And now comes Lucasfilm.
Despite the near-universal hatred for the last trilogy of films, Star Wars remains a premier branded universe. If you’ve been to Disneyland or Disney World, you know “Star Tours” has been a fixture for many years, so the buyout can’t be all that shocking.
Disney has announced three more films in the saga, with Episode VII supposedly queued up for 2015, and geeks everywhere (including me) are hoping that George Lucas will keep his word about merely playing a consultant role in the making of the next series.
It’ll take Disney awhile to recoup that $4 billion — starting with Episode I‘s release in 1999, through the 3D re-release of Episode I this year, the three prequel films brought in roughly $2.5 billion worldwide — but over time, this will prove to be a grand slam when you consider all the ancillary revenue streams across the globe.
As if Disney weren’t already a buy or even a “forever hold,” it’s now a strong buy and “forever hold.” The tremendous diversification of the Disney empire has just diversified even more, and these three movie studios will fill Disney’s coffers to the point where even those diamond-seeking dwarfs will be jealous.
As of this writing, Lawrence Meyers did not hold a position in any of the aforementioned securities. He is president of PDL Capital, Inc., which brokers secure high-yield investments to the general public and private equity. You can read his stock market commentary at SeekingAlpha.com.
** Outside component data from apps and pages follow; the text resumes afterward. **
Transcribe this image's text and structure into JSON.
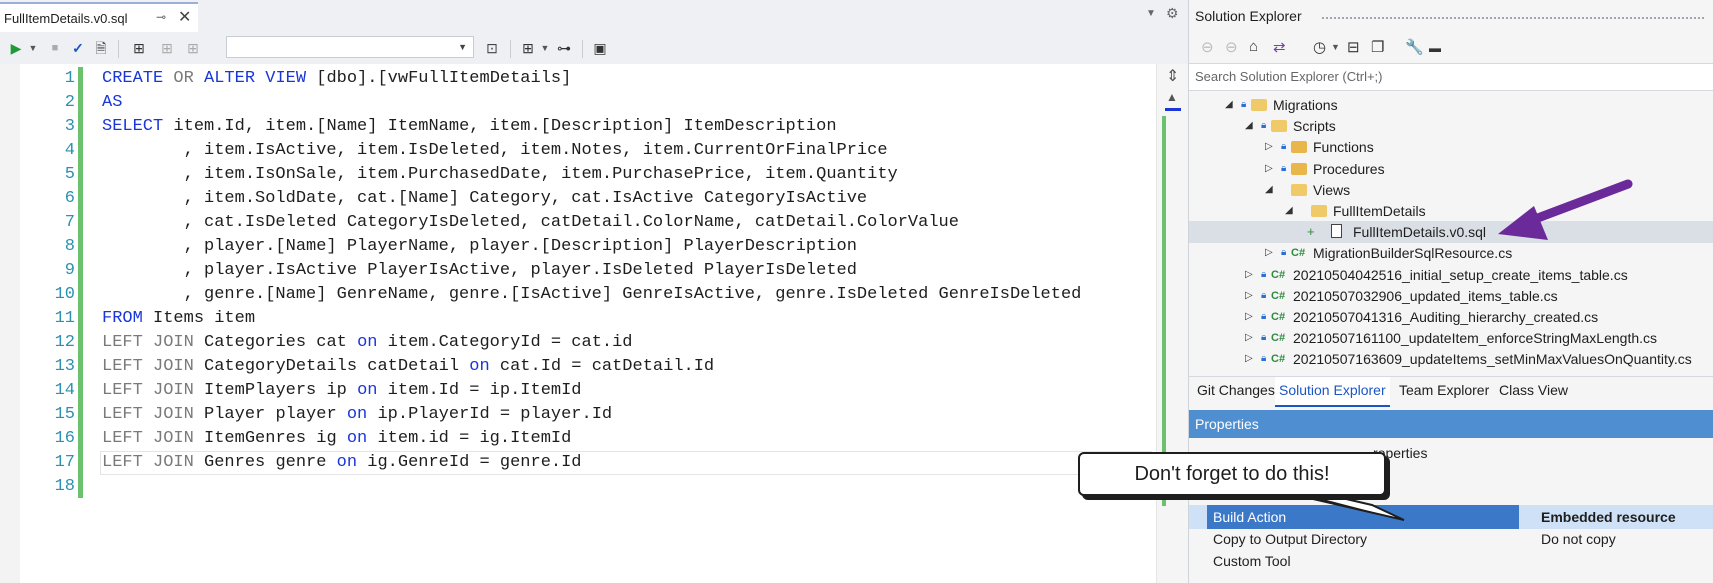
{
  "document_tab": {
    "title": "FullItemDetails.v0.sql",
    "pin": "⊸",
    "close": "✕"
  },
  "editor": {
    "line_numbers": [
      "1",
      "2",
      "3",
      "4",
      "5",
      "6",
      "7",
      "8",
      "9",
      "10",
      "11",
      "12",
      "13",
      "14",
      "15",
      "16",
      "17",
      "18"
    ],
    "lines": [
      [
        [
          "k",
          "CREATE"
        ],
        [
          "t",
          " "
        ],
        [
          "g",
          "OR"
        ],
        [
          "t",
          " "
        ],
        [
          "k",
          "ALTER VIEW"
        ],
        [
          "t",
          " [dbo].[vwFullItemDetails]"
        ]
      ],
      [
        [
          "k",
          "AS"
        ]
      ],
      [
        [
          "k",
          "SELECT"
        ],
        [
          "t",
          " item.Id, item.[Name] ItemName, item.[Description] ItemDescription"
        ]
      ],
      [
        [
          "t",
          "        , item.IsActive, item.IsDeleted, item.Notes, item.CurrentOrFinalPrice"
        ]
      ],
      [
        [
          "t",
          "        , item.IsOnSale, item.PurchasedDate, item.PurchasePrice, item.Quantity"
        ]
      ],
      [
        [
          "t",
          "        , item.SoldDate, cat.[Name] Category, cat.IsActive CategoryIsActive"
        ]
      ],
      [
        [
          "t",
          "        , cat.IsDeleted CategoryIsDeleted, catDetail.ColorName, catDetail.ColorValue"
        ]
      ],
      [
        [
          "t",
          "        , player.[Name] PlayerName, player.[Description] PlayerDescription"
        ]
      ],
      [
        [
          "t",
          "        , player.IsActive PlayerIsActive, player.IsDeleted PlayerIsDeleted"
        ]
      ],
      [
        [
          "t",
          "        , genre.[Name] GenreName, genre.[IsActive] GenreIsActive, genre.IsDeleted GenreIsDeleted"
        ]
      ],
      [
        [
          "k",
          "FROM"
        ],
        [
          "t",
          " Items item"
        ]
      ],
      [
        [
          "g",
          "LEFT JOIN"
        ],
        [
          "t",
          " Categories cat "
        ],
        [
          "k",
          "on"
        ],
        [
          "t",
          " item.CategoryId = cat.id"
        ]
      ],
      [
        [
          "g",
          "LEFT JOIN"
        ],
        [
          "t",
          " CategoryDetails catDetail "
        ],
        [
          "k",
          "on"
        ],
        [
          "t",
          " cat.Id = catDetail.Id"
        ]
      ],
      [
        [
          "g",
          "LEFT JOIN"
        ],
        [
          "t",
          " ItemPlayers ip "
        ],
        [
          "k",
          "on"
        ],
        [
          "t",
          " item.Id = ip.ItemId"
        ]
      ],
      [
        [
          "g",
          "LEFT JOIN"
        ],
        [
          "t",
          " Player player "
        ],
        [
          "k",
          "on"
        ],
        [
          "t",
          " ip.PlayerId = player.Id"
        ]
      ],
      [
        [
          "g",
          "LEFT JOIN"
        ],
        [
          "t",
          " ItemGenres ig "
        ],
        [
          "k",
          "on"
        ],
        [
          "t",
          " item.id = ig.ItemId"
        ]
      ],
      [
        [
          "g",
          "LEFT JOIN"
        ],
        [
          "t",
          " Genres genre "
        ],
        [
          "k",
          "on"
        ],
        [
          "t",
          " ig.GenreId = genre.Id"
        ]
      ],
      []
    ]
  },
  "solution_explorer": {
    "title": "Solution Explorer",
    "search_placeholder": "Search Solution Explorer (Ctrl+;)",
    "tree": [
      {
        "label": "Migrations",
        "indent": 2,
        "expander": "◢",
        "lock": true,
        "icon": "folder-open"
      },
      {
        "label": "Scripts",
        "indent": 3,
        "expander": "◢",
        "lock": true,
        "icon": "folder-open"
      },
      {
        "label": "Functions",
        "indent": 4,
        "expander": "▷",
        "lock": true,
        "icon": "folder"
      },
      {
        "label": "Procedures",
        "indent": 4,
        "expander": "▷",
        "lock": true,
        "icon": "folder"
      },
      {
        "label": "Views",
        "indent": 4,
        "expander": "◢",
        "lock": false,
        "icon": "folder-open"
      },
      {
        "label": "FullItemDetails",
        "indent": 5,
        "expander": "◢",
        "lock": false,
        "icon": "folder-open"
      },
      {
        "label": "FullItemDetails.v0.sql",
        "indent": 6,
        "expander": "",
        "lock": false,
        "icon": "sql-file",
        "plus": true,
        "selected": true
      },
      {
        "label": "MigrationBuilderSqlResource.cs",
        "indent": 4,
        "expander": "▷",
        "lock": true,
        "icon": "cs"
      },
      {
        "label": "20210504042516_initial_setup_create_items_table.cs",
        "indent": 3,
        "expander": "▷",
        "lock": true,
        "icon": "cs"
      },
      {
        "label": "20210507032906_updated_items_table.cs",
        "indent": 3,
        "expander": "▷",
        "lock": true,
        "icon": "cs"
      },
      {
        "label": "20210507041316_Auditing_hierarchy_created.cs",
        "indent": 3,
        "expander": "▷",
        "lock": true,
        "icon": "cs"
      },
      {
        "label": "20210507161100_updateItem_enforceStringMaxLength.cs",
        "indent": 3,
        "expander": "▷",
        "lock": true,
        "icon": "cs"
      },
      {
        "label": "20210507163609_updateItems_setMinMaxValuesOnQuantity.cs",
        "indent": 3,
        "expander": "▷",
        "lock": true,
        "icon": "cs"
      }
    ],
    "tabs": [
      "Git Changes",
      "Solution Explorer",
      "Team Explorer",
      "Class View"
    ],
    "active_tab": "Solution Explorer"
  },
  "properties": {
    "title": "Properties",
    "subtitle": "roperties",
    "rows": [
      {
        "name": "Build Action",
        "value": "Embedded resource",
        "selected": true
      },
      {
        "name": "Copy to Output Directory",
        "value": "Do not copy"
      },
      {
        "name": "Custom Tool",
        "value": ""
      }
    ]
  },
  "callout": {
    "text": "Don't forget to do this!"
  },
  "icons": {
    "run": "▶",
    "stop": "■",
    "check": "✓",
    "plan": "🗎",
    "explain": "⊞",
    "nav_back": "⊖",
    "nav_fwd": "⊖",
    "home": "⌂",
    "sync": "⇄",
    "history": "◷",
    "collapse": "⊟",
    "copy": "❐",
    "wrench": "🔧",
    "minus": "▬"
  },
  "colors": {
    "keyword": "#1a36d8",
    "line_number": "#2b91af",
    "change_bar": "#6cc26c",
    "properties_header": "#4e8ed1",
    "arrow": "#6b2a9a"
  }
}
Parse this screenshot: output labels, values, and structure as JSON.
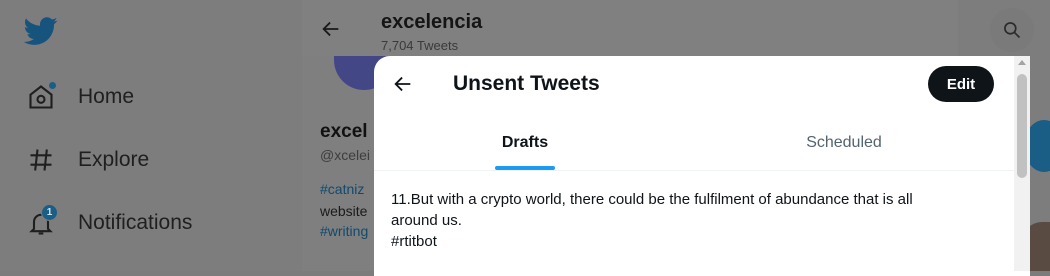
{
  "sidebar": {
    "items": [
      {
        "label": "Home",
        "icon": "home-icon"
      },
      {
        "label": "Explore",
        "icon": "hashtag-icon"
      },
      {
        "label": "Notifications",
        "icon": "bell-icon",
        "badge": "1"
      }
    ]
  },
  "profile": {
    "name_top": "excelencia",
    "tweet_count": "7,704 Tweets",
    "name_partial": "excel",
    "handle_partial": "@xcelei",
    "hashtag1_partial": "#catniz",
    "bio_partial": "website",
    "hashtag2_partial": "#writing"
  },
  "modal": {
    "title": "Unsent Tweets",
    "edit_label": "Edit",
    "tabs": [
      {
        "label": "Drafts",
        "active": true
      },
      {
        "label": "Scheduled",
        "active": false
      }
    ],
    "drafts": [
      {
        "lines": [
          "11.But with a crypto world, there could be the fulfilment of abundance that is all",
          "around us.",
          "#rtitbot"
        ]
      }
    ]
  },
  "colors": {
    "accent": "#1d9bf0",
    "edit_button": "#0f1419",
    "overlay_bg": "#7c7c7c"
  }
}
He also has written two books and blogs about public policy, journalistic integrity, popular culture and world affairs.